Recurrent motifs are handled with subtlety, especially the theme of “falling”; a song of MiMi’s alludes to Gérard de Nerval’s image of an angel falling into the gap between houses in Paris, not being able to fly away without destroying the street and withering into death. The convergence and crucial difference between falling and failing, falling in love and the “fall” of the human race – all these are woven together hauntingly, reflecting, perhaps, Shakespeare’s exploration in the play of Leontes’s terror of the physical, of the final fall into time and flesh that unreserved love represents.

A book of considerable beauty, then, if not without its problems. MiMi somehow lacks the full angry dignity of Hermione and Leo is a bit too much of a caricature of the heartless, hyper-masculine City trader. His psychoanalyst is a cartoon figure and Pauline’s Yiddish folksiness – although flagged in the text as consciously exaggerated – is a bit overdone.

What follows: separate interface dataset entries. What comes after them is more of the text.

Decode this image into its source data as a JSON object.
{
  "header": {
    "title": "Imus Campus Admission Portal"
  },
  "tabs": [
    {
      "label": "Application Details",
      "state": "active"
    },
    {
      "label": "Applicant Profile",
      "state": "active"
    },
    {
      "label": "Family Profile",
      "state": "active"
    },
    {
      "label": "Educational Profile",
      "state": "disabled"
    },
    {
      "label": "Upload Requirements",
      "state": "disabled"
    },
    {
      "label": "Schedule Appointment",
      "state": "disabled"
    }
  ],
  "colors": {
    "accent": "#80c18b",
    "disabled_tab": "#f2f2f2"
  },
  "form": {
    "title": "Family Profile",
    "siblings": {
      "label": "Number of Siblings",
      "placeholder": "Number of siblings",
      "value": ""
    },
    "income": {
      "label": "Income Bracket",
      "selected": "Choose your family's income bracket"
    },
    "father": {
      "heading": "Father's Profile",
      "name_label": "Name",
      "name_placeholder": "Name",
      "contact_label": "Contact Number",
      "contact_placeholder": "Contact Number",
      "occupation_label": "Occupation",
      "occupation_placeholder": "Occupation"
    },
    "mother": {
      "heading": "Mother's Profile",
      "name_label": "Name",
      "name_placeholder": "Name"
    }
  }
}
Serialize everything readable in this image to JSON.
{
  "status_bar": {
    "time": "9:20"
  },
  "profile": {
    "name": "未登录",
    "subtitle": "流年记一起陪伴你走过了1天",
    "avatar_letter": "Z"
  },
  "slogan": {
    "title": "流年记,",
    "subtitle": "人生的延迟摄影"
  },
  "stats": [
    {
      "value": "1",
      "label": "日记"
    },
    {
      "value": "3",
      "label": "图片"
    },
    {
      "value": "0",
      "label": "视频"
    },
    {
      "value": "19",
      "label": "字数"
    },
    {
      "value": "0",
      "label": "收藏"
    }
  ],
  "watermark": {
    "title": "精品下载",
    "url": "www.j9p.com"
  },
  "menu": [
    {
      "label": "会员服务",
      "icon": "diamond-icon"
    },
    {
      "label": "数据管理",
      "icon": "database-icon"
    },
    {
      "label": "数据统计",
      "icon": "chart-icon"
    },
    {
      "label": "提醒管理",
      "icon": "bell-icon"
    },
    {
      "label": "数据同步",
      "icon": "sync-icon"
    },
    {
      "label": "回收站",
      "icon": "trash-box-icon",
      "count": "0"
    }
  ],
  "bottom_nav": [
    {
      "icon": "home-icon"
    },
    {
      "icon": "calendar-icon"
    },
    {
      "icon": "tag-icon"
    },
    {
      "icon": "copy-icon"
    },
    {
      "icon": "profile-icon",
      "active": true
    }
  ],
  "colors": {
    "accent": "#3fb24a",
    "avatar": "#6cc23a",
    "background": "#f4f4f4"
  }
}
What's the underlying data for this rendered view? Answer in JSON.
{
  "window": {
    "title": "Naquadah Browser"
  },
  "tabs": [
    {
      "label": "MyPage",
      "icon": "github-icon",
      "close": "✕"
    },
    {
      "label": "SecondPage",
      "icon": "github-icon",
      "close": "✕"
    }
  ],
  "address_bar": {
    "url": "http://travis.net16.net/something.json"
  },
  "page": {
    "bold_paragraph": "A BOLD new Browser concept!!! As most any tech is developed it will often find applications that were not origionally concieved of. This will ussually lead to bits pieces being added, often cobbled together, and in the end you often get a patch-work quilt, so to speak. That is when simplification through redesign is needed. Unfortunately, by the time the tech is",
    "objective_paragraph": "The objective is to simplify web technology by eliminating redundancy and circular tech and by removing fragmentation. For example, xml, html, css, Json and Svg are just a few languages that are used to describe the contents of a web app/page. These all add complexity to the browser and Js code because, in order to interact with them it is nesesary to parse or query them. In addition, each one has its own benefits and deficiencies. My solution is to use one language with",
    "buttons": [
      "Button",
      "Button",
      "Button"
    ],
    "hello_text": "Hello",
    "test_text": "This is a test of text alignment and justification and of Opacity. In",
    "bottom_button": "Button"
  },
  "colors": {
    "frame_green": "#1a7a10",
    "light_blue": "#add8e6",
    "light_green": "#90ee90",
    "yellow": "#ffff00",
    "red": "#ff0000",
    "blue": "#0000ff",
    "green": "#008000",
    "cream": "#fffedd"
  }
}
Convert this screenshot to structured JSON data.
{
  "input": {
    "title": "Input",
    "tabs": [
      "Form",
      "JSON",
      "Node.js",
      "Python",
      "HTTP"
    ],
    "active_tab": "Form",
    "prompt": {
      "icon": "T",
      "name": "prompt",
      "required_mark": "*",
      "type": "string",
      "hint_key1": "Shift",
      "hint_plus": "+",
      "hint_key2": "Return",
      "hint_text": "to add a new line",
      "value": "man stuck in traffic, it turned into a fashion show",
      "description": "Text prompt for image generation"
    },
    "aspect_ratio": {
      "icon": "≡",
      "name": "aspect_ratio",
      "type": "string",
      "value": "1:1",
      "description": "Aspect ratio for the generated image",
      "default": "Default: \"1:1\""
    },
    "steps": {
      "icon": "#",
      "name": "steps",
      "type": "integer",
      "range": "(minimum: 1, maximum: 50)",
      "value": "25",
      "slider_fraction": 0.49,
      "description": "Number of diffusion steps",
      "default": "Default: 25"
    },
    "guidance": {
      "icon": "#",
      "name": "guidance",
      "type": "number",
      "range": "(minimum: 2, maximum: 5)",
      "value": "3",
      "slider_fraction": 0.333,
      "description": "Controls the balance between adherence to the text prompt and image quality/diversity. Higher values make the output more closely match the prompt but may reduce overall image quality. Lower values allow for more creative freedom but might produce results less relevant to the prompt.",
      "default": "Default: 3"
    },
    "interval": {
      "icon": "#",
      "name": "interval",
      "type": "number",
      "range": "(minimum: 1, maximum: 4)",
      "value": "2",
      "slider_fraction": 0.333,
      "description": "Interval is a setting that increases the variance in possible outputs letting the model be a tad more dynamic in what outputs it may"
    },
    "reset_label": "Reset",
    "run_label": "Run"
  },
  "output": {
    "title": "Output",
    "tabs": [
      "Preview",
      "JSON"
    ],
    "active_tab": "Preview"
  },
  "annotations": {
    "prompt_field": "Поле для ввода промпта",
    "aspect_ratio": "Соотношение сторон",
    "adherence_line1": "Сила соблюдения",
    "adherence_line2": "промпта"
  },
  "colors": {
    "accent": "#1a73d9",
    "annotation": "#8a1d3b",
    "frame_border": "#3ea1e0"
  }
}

How a contemporary version can fully handle the pitch of the uncanny in Shakespeare’s final scene, with the “reanimation” of Hermione, is anyone’s guess (the Bible is not wrong to associate the earliest story of the resurrection with terror as much as joy). Winterson does a valiant job and passes seamlessly into a moving and intensely suggestive ending but I was not quite convinced on first reading that her reanimation had done justice to the original.

However, weigh against this the real success of the New Bohemia scenes as a thoroughly convincing modern “pastoral” and the equally successful use of Xeno’s creation of virtual worlds in his games as a way of underlining Shakespeare’s strong hints in the play that art, with its aura of transgression, excess, forbidden magic, and so on, may be our only route to nature. Dream, surprise and new creation are what tell us what is actually there, if only we could see. Winterson’s fiction is a fine invitation into this deeply Shakespearean vision of imagination as the best kind of truth-telling.

Rowan Williams is a New Statesman contributing writer. His most recent book is “The Edge of Words: God and the Habits of Language” (Bloomsbury). The Gap of Time by Jeanette Winterson is published by Vintage (320pp, £16.99)

Rowan Williams is an Anglican prelate, theologian and poet, who was Archbishop of Canterbury from 2002 to 2012. He writes on books for the New Statesman

This article first appeared in the 01 October 2015 issue of the New Statesman, The Tory tide